Skip to main content


May 5, 2011

Ann H. Gabhart: My Mother, My Friend, My Character

Posted by Anonymous

Author Ann H. Gabhart has recently released ANGEL SISTER, which is very much inspired by her mother. Below, Ann discusses this mother who fostered her early obsession with the written word, and who readily shared stories of her own childhood during the Great Depression --- and the love of her family that got them all through it.

ANGEL SISTER.JPGI’ve got the best mother in the world. It’s great if you disagree and think your mother is best. That’s the way it should be. But for me, my mom is best. She gave birth to me, her third girl, in an old farmhouse not far from where I live now. I was surely supposed to be the boy, but she welcomed this girl and nurtured me and loved me as I was –-- a shy child who loved books. At the age of ten, I started carrying around a notebook and writing a story. Well, not just a story. I jumped right into the business and started writing a mystery novel. I saw myself as the next Nancy Drew. I was pretty sure I could figure out those mysteries --– especially if I was the one deciding what happened next. That was the beginning of a lifetime obsession with the written word.  

As far as I know, nobody in my family had ever set out to be a writer, but they were readers. My mother still has a set of little red books that must have been from an early book club that my grandfather joined. He knew the magic of stories. I barely remember him since he died when I was very young, but perhaps in some way, he passed his love of stories down to me. I’m pretty sure he would have been amazed and pleased if he could have looked ahead in time and known this little girl he liked to hold in his lap would someday write a book using his life experiences as inspiration.

But first, years went by as I filled one notebook after another with words. My mother helped me believe I could do whatever I wanted to do. That no dream was too big and if that dream was to be a writer, then I could be a writer. It didn’t matter that I had no idea how to go about becoming a published writer. I could figure it out. And I did. My first novel was published over thirty years ago. Not that Nancy Drew wannabe book. I had to do my share of practice writing before I could see a novel by Ann Gabhart on store shelves, but when that happened, I could hardly wait to give my mother the first copy hot off the press.

More years passed. I wrote a lot more words. Not in notebooks now but on a typewriter and then a word processor. More of my books were published. Story ideas were sparked by historical events, a cave on my farm, Big Foot legends, ghost dogs, my small town, Shaker villages, and finally, years after I sat in my grandfather’s lap, by my mother’s stories of her childhood during the Great Depression.  My mother and her sisters were always talking about their growing up years. They didn’t have much money, but they had family. And they had love. They also lived in a community with more than its share of odd characters. So I decided to take the feel of their stories along with a couple of those odd characters and come up with a background for a story.  

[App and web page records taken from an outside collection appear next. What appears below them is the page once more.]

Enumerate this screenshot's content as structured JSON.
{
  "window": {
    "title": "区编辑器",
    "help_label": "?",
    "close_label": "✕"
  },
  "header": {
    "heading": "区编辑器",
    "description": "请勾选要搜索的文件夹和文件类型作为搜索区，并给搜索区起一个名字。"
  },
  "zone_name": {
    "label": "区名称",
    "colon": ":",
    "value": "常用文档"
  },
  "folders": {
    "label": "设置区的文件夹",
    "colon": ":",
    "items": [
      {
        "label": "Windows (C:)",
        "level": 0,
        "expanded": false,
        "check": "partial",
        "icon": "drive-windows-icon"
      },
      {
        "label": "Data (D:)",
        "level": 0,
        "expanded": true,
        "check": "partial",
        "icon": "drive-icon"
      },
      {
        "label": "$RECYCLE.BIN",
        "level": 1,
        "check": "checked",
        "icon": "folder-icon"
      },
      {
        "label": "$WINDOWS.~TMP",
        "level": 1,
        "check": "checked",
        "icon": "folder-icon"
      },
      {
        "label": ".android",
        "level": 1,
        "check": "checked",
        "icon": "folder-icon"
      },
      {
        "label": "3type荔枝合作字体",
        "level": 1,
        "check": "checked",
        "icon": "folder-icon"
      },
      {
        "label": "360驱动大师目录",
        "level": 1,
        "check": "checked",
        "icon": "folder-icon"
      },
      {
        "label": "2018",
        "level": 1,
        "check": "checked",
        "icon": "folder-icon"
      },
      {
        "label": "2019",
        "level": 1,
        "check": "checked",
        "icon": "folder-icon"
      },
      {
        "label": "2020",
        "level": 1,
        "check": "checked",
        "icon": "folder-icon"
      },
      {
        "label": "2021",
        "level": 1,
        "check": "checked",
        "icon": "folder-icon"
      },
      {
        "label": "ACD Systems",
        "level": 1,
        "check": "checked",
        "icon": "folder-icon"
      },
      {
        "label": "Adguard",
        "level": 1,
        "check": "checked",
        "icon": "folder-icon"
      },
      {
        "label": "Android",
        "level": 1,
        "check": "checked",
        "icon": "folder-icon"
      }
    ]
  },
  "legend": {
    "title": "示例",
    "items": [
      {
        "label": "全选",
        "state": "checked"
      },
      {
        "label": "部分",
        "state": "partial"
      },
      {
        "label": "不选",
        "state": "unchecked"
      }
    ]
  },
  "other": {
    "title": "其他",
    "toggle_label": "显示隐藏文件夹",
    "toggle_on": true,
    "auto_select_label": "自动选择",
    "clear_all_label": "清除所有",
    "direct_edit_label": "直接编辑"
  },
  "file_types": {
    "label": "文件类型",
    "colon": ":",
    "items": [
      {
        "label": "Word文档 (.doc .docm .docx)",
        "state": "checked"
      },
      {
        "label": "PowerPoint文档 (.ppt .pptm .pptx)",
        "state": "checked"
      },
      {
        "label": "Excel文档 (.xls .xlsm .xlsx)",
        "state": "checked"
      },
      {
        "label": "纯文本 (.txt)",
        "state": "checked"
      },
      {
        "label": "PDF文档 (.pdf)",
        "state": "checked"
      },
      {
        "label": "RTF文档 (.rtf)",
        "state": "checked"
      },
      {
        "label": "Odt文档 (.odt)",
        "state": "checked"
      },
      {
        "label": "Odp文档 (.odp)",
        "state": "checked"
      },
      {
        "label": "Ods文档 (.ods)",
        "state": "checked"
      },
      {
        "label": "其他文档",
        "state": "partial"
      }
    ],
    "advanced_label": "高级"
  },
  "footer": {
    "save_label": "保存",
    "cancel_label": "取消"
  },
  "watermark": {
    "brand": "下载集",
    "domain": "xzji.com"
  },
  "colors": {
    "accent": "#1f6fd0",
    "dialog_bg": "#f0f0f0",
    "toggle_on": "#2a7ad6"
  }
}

ANGEL SISTER is fiction, but the background is grounded in truth. My mother had four sisters and Kate in the story has four sisters --- sort of. My grandfather was a blacksmith and served in WW I. The father in the story is a blacksmith and served in WW I. Books were important to my grandparents as they are to my characters.  My mother’s stories were a jumping off place for my imagined story but they lend the book a rich thread of truth throughout. And while Kate is a character from my imagination, I did give her my mom’s can-do attitude, her hazel eyes and brown hair, her disdain for fishing and her love for her sisters.

ANGEL SISTER became a story not only from my heart, but from my mother’s heart too. And you can guess who got the first printed copy. My mother is now ninety-one and suffers from dementia, that robber of memory. She can’t enjoy reading anymore because her mind won’t hold the images of the words, but she knows ANGEL SISTER is her book. It’s on the table by her chair and sometimes she picks it up and reads a few words. It makes her smile.  

Vist her website,, and her blog,